Data records Block Start

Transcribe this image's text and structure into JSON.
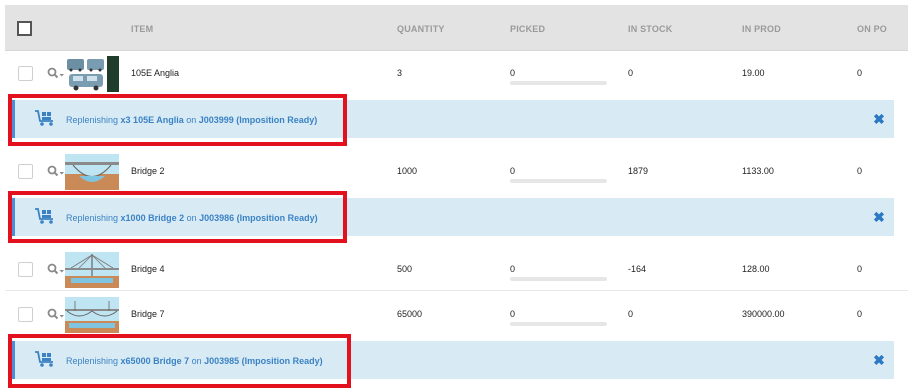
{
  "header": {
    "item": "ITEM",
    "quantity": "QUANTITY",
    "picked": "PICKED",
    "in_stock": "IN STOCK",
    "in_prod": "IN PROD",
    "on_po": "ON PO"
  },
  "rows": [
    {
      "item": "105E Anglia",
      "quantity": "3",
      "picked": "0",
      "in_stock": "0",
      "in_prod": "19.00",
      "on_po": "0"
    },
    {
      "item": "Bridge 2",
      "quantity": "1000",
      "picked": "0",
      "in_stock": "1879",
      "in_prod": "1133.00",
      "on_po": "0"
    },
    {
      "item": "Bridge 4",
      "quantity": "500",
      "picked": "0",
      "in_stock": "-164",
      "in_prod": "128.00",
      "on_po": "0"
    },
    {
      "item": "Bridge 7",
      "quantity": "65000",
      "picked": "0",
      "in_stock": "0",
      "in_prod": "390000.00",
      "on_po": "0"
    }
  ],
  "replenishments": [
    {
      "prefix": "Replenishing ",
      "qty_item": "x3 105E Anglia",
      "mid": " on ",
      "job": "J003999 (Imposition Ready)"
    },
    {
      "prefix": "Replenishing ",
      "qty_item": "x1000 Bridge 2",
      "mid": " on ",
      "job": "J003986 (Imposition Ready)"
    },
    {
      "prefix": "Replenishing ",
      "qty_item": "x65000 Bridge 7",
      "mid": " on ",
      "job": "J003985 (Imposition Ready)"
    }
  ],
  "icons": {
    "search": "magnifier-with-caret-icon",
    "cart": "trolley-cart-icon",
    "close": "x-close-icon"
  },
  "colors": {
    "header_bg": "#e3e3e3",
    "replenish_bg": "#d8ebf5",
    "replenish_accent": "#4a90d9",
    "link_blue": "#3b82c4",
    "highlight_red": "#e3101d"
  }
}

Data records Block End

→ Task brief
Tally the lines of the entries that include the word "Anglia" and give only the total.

→ Response to the exercise
2